Extracted material =

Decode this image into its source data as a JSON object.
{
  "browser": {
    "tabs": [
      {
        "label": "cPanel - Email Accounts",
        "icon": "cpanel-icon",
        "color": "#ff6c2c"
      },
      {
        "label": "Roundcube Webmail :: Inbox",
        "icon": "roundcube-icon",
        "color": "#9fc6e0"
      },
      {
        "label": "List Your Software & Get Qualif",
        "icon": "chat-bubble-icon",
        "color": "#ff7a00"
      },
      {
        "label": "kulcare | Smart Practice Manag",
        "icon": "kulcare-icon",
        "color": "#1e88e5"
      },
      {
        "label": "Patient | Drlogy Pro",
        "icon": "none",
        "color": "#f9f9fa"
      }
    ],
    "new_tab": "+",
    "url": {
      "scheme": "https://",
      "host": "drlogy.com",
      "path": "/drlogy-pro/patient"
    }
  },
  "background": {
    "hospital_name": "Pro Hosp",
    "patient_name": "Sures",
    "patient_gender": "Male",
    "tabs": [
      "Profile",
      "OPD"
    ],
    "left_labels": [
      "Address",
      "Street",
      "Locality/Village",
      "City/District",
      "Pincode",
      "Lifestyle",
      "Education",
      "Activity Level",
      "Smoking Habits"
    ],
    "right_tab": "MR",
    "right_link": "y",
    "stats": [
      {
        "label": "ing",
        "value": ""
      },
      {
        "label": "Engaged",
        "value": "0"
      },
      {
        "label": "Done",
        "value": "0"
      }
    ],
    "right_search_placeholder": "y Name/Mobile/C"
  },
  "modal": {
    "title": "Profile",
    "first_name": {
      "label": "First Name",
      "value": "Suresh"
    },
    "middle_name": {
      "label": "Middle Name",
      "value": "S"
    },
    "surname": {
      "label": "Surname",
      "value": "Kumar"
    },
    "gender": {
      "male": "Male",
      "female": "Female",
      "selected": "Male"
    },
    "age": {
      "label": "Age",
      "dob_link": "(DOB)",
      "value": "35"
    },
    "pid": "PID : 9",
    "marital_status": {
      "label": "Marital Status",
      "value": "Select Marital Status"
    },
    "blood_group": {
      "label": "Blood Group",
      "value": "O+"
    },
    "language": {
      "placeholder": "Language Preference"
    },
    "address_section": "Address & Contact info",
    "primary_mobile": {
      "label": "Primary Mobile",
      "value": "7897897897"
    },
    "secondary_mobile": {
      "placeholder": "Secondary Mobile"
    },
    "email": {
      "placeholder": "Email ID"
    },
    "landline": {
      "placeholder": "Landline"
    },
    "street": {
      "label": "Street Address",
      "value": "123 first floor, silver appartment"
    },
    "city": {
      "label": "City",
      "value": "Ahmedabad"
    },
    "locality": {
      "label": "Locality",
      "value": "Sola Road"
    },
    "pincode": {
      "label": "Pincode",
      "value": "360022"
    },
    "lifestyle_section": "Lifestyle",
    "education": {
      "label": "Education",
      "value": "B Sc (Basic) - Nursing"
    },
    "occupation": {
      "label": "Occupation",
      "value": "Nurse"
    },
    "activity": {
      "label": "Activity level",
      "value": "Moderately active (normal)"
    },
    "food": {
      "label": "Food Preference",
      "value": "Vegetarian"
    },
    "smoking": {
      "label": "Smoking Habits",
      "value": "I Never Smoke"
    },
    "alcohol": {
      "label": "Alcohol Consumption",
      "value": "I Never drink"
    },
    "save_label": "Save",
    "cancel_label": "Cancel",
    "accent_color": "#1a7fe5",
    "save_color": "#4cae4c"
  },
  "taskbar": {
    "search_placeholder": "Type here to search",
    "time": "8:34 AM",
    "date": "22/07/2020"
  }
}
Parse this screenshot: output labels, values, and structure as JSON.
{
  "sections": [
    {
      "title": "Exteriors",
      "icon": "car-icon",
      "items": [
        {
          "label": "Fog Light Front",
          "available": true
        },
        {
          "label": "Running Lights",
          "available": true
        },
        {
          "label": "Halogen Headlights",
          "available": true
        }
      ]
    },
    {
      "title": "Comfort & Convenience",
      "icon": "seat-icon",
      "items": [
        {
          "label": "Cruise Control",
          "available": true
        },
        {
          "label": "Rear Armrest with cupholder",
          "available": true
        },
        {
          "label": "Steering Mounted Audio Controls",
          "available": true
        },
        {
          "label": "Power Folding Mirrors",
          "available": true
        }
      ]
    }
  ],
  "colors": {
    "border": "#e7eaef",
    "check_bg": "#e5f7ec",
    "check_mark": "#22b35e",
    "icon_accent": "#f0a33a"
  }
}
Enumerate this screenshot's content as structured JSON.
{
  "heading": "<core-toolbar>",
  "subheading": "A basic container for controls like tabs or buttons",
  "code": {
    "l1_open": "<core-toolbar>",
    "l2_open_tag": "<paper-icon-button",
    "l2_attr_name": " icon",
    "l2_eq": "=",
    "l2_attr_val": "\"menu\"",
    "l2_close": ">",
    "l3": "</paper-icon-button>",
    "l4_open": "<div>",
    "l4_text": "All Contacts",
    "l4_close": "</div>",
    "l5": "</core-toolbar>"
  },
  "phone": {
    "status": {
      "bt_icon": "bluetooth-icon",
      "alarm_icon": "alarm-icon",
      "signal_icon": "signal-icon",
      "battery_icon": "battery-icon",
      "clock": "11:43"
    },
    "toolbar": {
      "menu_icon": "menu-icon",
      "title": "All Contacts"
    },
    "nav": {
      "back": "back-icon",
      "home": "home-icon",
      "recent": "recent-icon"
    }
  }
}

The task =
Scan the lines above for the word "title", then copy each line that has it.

Output below =
    "title": "Profile",
      "title": "Exteriors",
      "title": "Comfort & Convenience",
      "title": "All Contacts"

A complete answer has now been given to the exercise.